And when it was over at 3:30 AM, you know what I did?  I started looking for Pixar films to watch instantly.  I wanted to devour them all like a box of jujubes.

I went to bed at 5:27, dreaming of talking cars and cowboy dolls.

If you’ve got a product that already has market interest, another way to boost that interest is to create supporting products that might appeal to either a new demographic, or more importantly, your core demo.  That group is desperate to consume as much information as they can about who you are, what you do, and where you come from.

So once you have a show that has some traction, take some time to supplement that traction with a history book, a mini doc, or something else that might make money on its own . . . and that supports your primary product.

This idea can be especially rewarding for non-profit institutions.  You should have a book on the founding of your theater, what shows you’ve done, photos, etc.  And before you tell me it’s too expensive, I’m not talking a mass-market paperback.  Try self-publishing with a site like Lulu.  And if you want a doc, try a new filmmaker.  They are tons of them hanging out at Starbucks all over the country.

The cool thing about this concept is that it has the potential to hit the marketing trifecta:

  1. Make money on its own.
  2. Increase interest in your core product.
  3. Identify your most passionate customers.

It’s that third one that is for the advanced marketers out there.  Most of us would jump up and down if we sold a book or a doc about our show or theater, right?  Well, the smarties out there wouldn’t jump up and down just yet . . . they’d find out exactly who that person was that bought it, and they’d make sure they used all of their savvy to turn that person into an even bigger ticket buyer — or better . . . a bigger donor.

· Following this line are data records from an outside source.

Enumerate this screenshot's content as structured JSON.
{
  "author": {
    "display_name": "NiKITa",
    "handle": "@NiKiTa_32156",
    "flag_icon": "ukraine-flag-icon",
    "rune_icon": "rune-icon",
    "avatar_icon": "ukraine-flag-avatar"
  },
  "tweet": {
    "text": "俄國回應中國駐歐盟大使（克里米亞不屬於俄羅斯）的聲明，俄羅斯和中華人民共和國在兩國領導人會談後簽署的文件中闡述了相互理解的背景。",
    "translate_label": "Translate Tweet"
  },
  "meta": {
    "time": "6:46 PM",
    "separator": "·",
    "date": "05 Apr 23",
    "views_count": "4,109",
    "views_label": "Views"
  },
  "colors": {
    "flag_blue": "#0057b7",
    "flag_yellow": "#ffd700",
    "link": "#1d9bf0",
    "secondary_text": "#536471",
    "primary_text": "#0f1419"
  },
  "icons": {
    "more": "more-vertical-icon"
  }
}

Gotta run.  I’m going to see Cars 2 today.

Which I never would have seen if it wasn’t for that damn doc.


(Got a comment?  I love ’em, so comment below!  Email subscribers, click here, then scroll down, to say what’s on your mind!)



– Seminars in Chicago, the weekend of July 9th.  Click here!

– Win 2 tickets to Cirque du Soleil’s Zarkana. Click here!